AIM OF THE TASK> Look through the records below and collect all lines that hold the string "microphone".

══════════════════════════════

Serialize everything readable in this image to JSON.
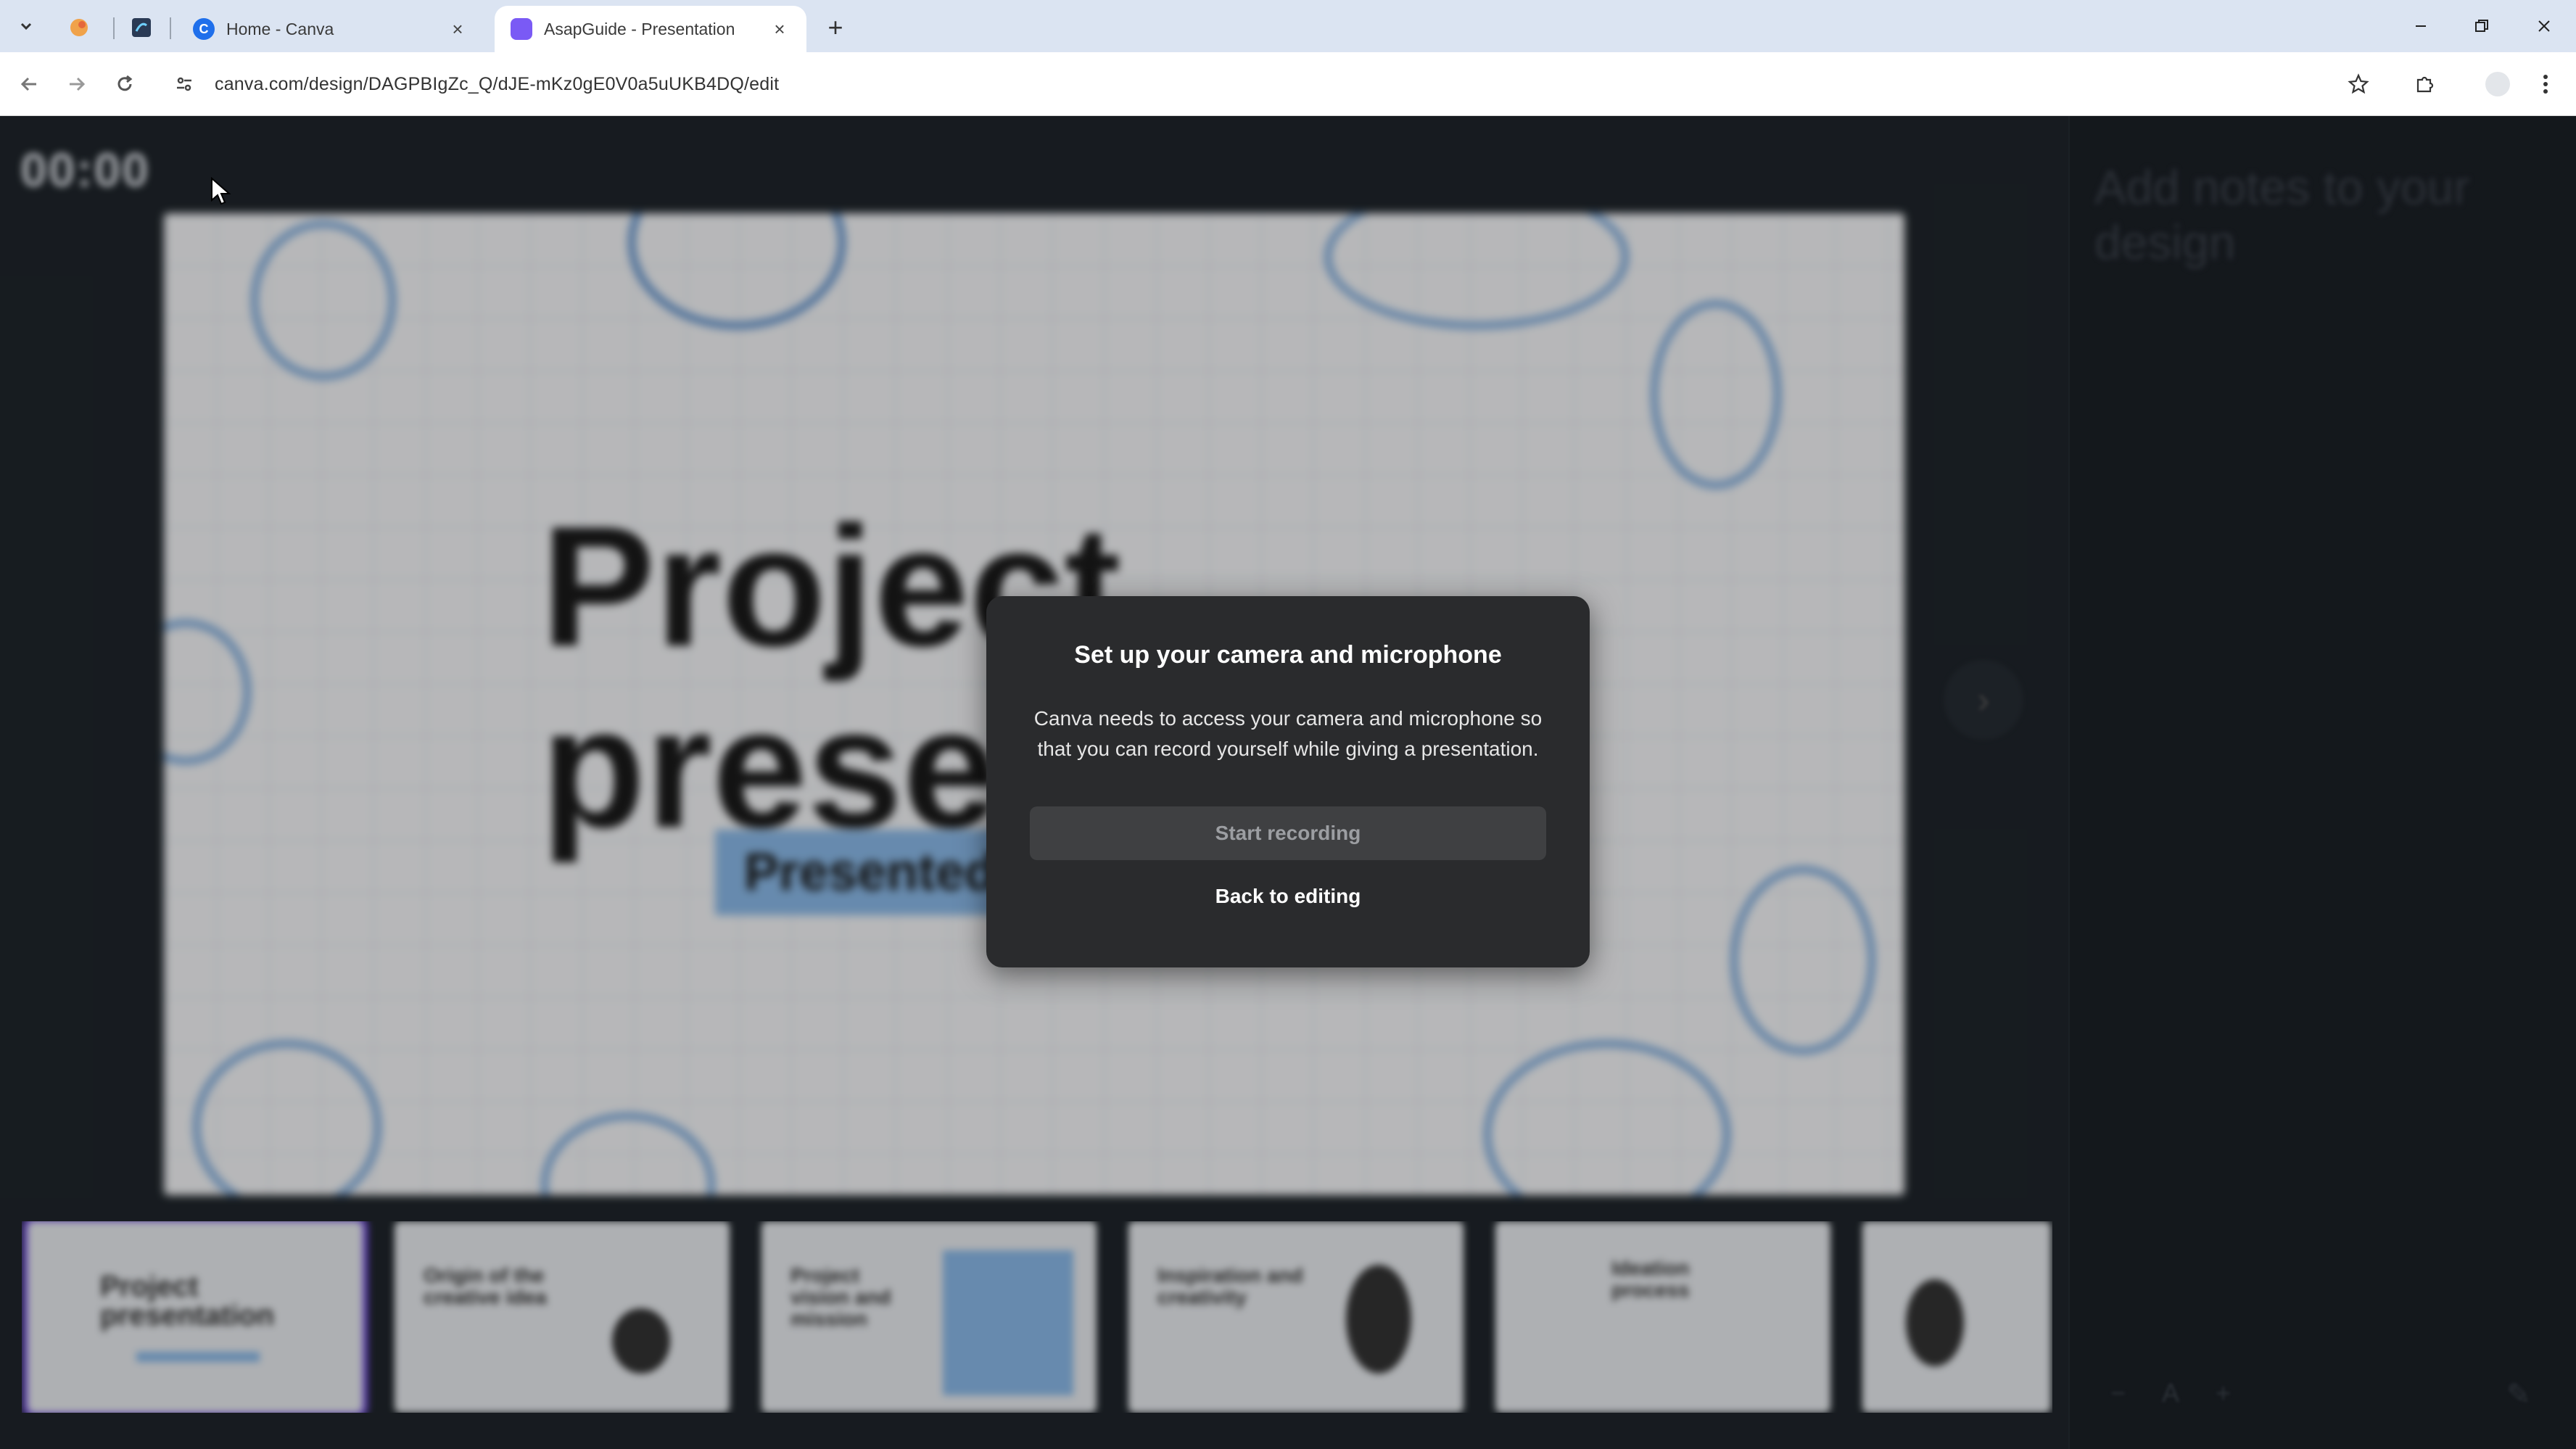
{
  "browser": {
    "tabs": [
      {
        "title": "Home - Canva",
        "favicon_color": "#1f6feb"
      },
      {
        "title": "AsapGuide - Presentation",
        "favicon_color": "#7a5af5"
      }
    ],
    "url": "canva.com/design/DAGPBIgZc_Q/dJE-mKz0gE0V0a5uUKB4DQ/edit"
  },
  "presenter": {
    "timer": "00:00",
    "notes_placeholder": "Add notes to your design",
    "slide": {
      "title": "Project presentation",
      "subtitle": "Presented by"
    },
    "thumbnails": [
      {
        "title": "Project presentation"
      },
      {
        "title": "Origin of the creative idea"
      },
      {
        "title": "Project vision and mission"
      },
      {
        "title": "Inspiration and creativity"
      },
      {
        "title": "Ideation process"
      },
      {
        "title": ""
      }
    ]
  },
  "modal": {
    "title": "Set up your camera and microphone",
    "body": "Canva needs to access your camera and microphone so that you can record yourself while giving a presentation.",
    "start_button": "Start recording",
    "back_button": "Back to editing"
  }
}
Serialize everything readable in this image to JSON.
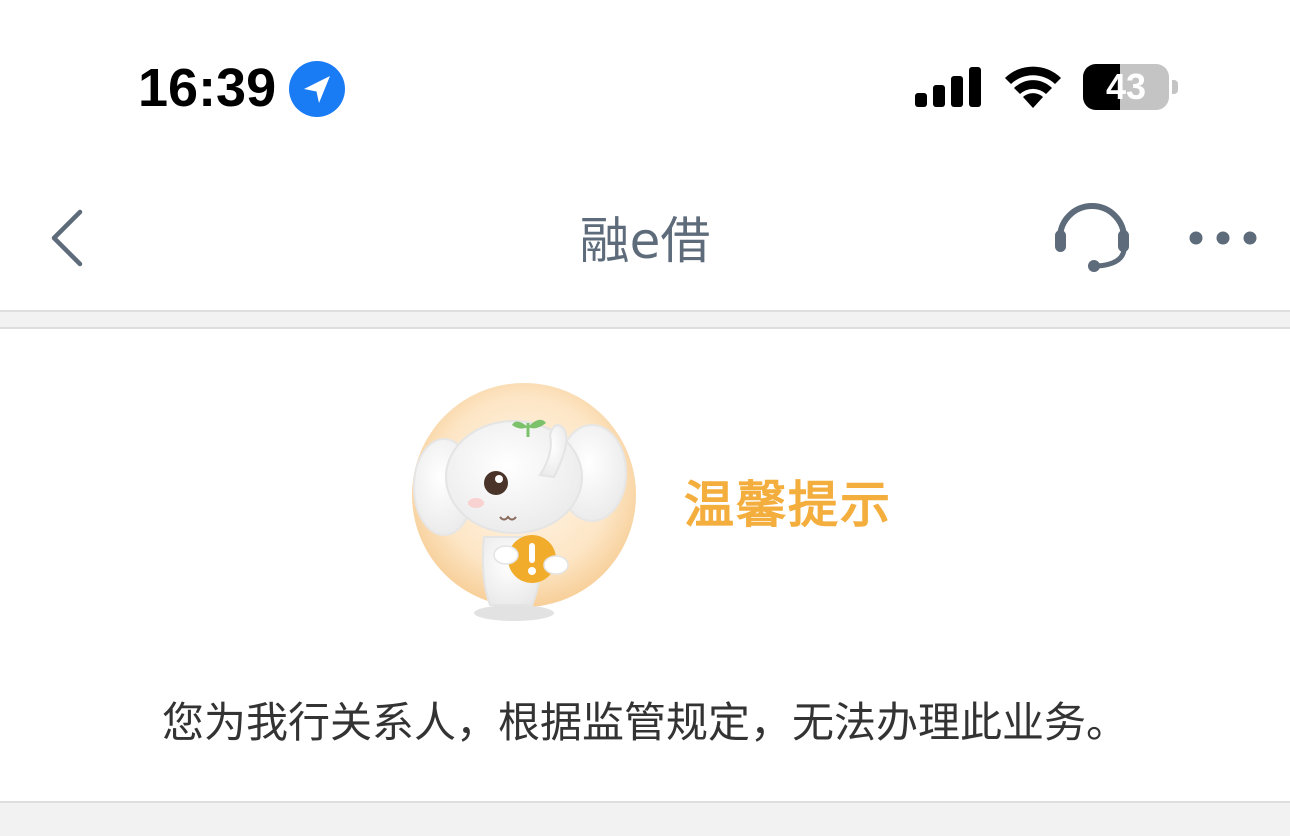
{
  "status_bar": {
    "time": "16:39",
    "battery_level": "43",
    "battery_fraction": 0.43,
    "icons": [
      "location-arrow-icon",
      "cellular-signal-icon",
      "wifi-icon",
      "battery-icon"
    ],
    "location_color": "#1a7cf5"
  },
  "nav": {
    "title": "融e借",
    "back_icon": "chevron-left-icon",
    "service_icon": "headset-icon",
    "more_icon": "more-dots-icon",
    "icon_color": "#5d6b7b"
  },
  "notice": {
    "title": "温馨提示",
    "message": "您为我行关系人，根据监管规定，无法办理此业务。",
    "title_color": "#f4ae3e",
    "mascot_icon": "elephant-mascot-warning-icon"
  }
}
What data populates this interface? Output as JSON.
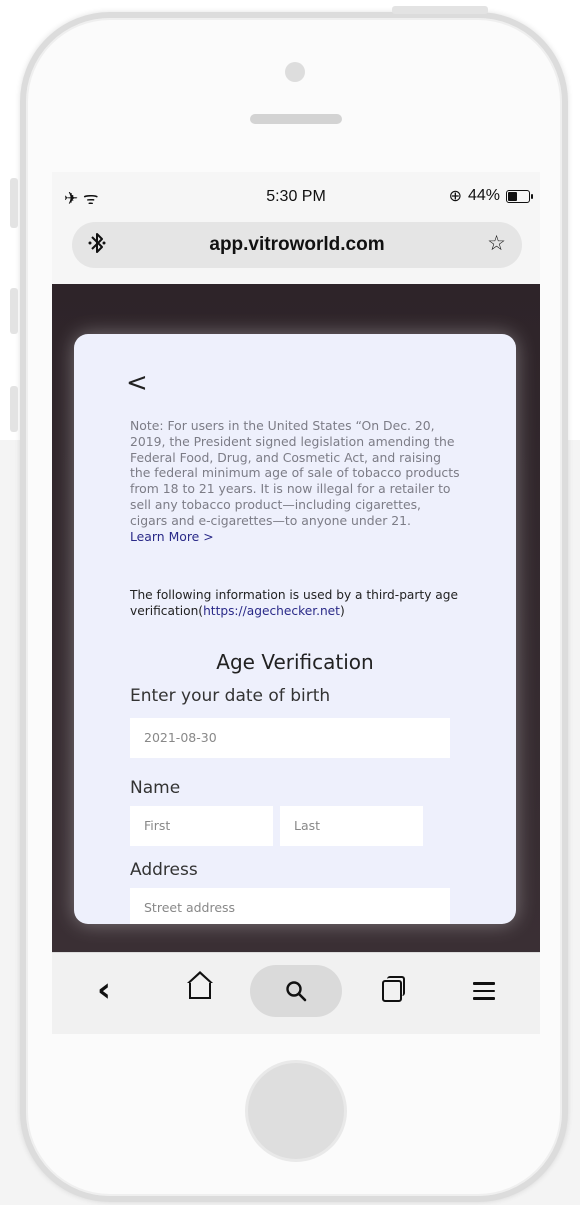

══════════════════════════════

PROBLEM SOLUTION>
    "title": "Set up your camera and microphone",
    "body": "Canva needs to access your camera and microphone so that you can record yourself while giving a presentation.",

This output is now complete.